My Friends Don't Get My Favorite Band
In the last few years, I’ve gotten super into music. I like mostly indie bands, and I’m constantly trying to get my friends to come along with me to shows. A lot of times, they don’t—which I’m fine with. But they also make fun of my “pretentious” taste in music, which I’m not fine with. It really hurts my feelings. I don’t know why I love the bands I do. I just do! And to get made fun of about something that means so much to me is really hard. What should I do? Throw away my band tees? Delete my Spotify? Start listening to Shawn Mendes even though I'm a Mac Demarco girl?
Taste—whether it's the clothes you wear or the art you hang on your walls or the music you listen to—is something we can't help but feel a little defensive about. Because it's so personal, an attack on something you love can feel like a direct attack against you. Another thing about taste: It’s impossible to have a clear-cut definition about why something speaks to you.
Sure, the guitar lines might be on-point and the chorus might be addictive. But Pitchfork criticism and technicalities aside, a great song simply makes you feel great—and that’s the most special part about the whole listening experience. There’s a pretty good chance your friends are making fun of your (probably superior!) music taste because, deep down in the depths of their brains, they’re worried there’s something wrong with them for not loving these critically-acclaimed indie bands as much, or for discovering them first. They will never, ever admit this to you, but that doesn’t mean it’s not true.
We’ve all found a band virtually unlistenable despite being beloved by all or having earned a breathless review in Rolling Stone. (If someone could explain the enduring appeal of U2 to us, we’d appreciate it greatly.) Everyone’s ears are different! But it can still be frustrating to wonder what you’re missing, and why you don’t ~get it~ (whatever itmay be). By now you probably know that insecure humans who aren’t all that comfortable in their own skin like to overcompensate by making fun of other people who either a) like things that might be a little left of center or b) don’t like the exact same things as they do.
So listen to the music that makes you happy. You can't make everyone happy, but you can make yourself happy. Of course, that’s not to say the happiness you get from music will entirely make up for the general bummerness that comes along with being made fun of, but it’ll come close.

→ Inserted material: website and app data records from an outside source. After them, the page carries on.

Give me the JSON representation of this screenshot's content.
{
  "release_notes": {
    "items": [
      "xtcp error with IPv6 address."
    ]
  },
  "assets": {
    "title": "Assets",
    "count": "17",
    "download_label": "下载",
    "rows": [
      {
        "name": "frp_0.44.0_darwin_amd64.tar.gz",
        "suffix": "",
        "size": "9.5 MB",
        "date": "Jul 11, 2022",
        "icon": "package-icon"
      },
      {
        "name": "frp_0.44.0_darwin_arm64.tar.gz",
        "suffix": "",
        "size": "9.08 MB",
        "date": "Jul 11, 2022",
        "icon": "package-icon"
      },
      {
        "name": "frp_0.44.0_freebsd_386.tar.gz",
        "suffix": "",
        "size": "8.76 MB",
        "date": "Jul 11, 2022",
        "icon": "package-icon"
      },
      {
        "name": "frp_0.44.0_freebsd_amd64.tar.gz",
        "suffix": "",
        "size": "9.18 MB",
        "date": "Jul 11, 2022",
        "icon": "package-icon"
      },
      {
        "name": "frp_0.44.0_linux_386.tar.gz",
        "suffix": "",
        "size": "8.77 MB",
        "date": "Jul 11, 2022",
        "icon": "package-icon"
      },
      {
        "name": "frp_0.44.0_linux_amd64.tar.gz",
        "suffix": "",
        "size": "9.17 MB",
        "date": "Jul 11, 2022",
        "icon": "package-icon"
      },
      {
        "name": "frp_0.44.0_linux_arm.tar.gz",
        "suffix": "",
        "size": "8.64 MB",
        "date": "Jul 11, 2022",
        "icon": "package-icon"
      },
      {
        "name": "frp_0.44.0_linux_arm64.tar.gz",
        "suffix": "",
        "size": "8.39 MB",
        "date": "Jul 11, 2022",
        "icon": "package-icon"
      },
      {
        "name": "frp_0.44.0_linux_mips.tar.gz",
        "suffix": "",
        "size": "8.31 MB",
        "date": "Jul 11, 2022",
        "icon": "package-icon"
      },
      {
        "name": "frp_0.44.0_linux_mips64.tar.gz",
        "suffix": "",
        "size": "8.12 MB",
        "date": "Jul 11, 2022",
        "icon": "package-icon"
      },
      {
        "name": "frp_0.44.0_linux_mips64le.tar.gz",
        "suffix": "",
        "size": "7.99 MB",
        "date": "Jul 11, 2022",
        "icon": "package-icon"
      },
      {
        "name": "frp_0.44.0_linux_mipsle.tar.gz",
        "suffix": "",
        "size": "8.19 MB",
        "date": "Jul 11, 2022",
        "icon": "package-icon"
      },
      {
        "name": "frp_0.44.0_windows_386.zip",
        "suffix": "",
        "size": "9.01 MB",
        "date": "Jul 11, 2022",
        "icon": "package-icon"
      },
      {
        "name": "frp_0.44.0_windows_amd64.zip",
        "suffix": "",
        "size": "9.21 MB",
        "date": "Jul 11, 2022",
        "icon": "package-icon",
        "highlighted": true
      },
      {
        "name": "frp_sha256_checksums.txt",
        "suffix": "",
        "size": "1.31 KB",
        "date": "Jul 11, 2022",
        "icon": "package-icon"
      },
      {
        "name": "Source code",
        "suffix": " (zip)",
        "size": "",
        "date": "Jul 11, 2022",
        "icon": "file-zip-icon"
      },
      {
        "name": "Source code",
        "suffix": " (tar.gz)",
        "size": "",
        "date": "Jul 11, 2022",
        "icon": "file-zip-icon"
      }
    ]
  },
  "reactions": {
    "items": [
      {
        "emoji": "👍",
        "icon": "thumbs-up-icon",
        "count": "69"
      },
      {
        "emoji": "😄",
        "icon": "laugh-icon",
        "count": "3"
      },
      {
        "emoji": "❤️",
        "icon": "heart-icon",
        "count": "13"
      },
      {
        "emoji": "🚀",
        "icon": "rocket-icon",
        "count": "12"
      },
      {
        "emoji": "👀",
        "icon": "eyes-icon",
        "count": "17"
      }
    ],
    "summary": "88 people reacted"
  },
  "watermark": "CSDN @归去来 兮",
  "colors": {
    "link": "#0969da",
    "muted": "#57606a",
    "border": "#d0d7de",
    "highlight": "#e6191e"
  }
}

Don’t settle for the Top 40s just because that’s what everyone else is listening to (that said, there’s absolutely nothing wrong with loving pop music!). Bottom line: If you love a band, don’t feel bad about it! Listen to them, don’t be shy about telling your friends, and, even if they’re not a huge fan at first, don’t rule it out down the line. Just saying, it took forever for some of our friends to become as obsessed with, say, Years & Years or The 1975 (see baby Matty up there?) as we were. And if they don’t end up loving them as much as you, that’s fine too. After all, going to concerts alone is actually amazing.